>>>>
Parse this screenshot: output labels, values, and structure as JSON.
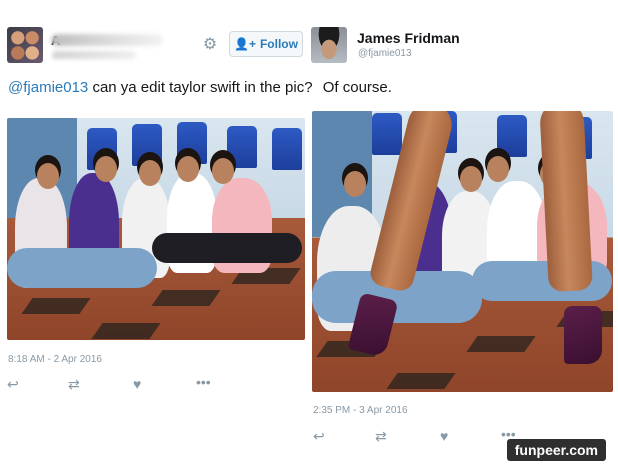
{
  "left_tweet": {
    "user_name_initial": "A",
    "follow_label": "Follow",
    "text_mention": "@fjamie013",
    "text_body": " can ya edit taylor swift in the pic?",
    "timestamp": "8:18 AM - 2 Apr 2016"
  },
  "right_tweet": {
    "user_name": "James Fridman",
    "handle": "@fjamie013",
    "text_body": "Of course.",
    "timestamp": "2:35 PM - 3 Apr 2016"
  },
  "icons": {
    "settings": "gear-icon",
    "follow": "add-person-icon",
    "reply": "reply-icon",
    "retweet": "retweet-icon",
    "like": "heart-icon",
    "more": "ellipsis-icon"
  },
  "colors": {
    "link": "#2b7bb9",
    "muted": "#8899a6",
    "text": "#14171a"
  },
  "watermark": "funpeer.com"
}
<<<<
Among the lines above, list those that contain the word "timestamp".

    "timestamp": "8:18 AM - 2 Apr 2016"
    "timestamp": "2:35 PM - 3 Apr 2016"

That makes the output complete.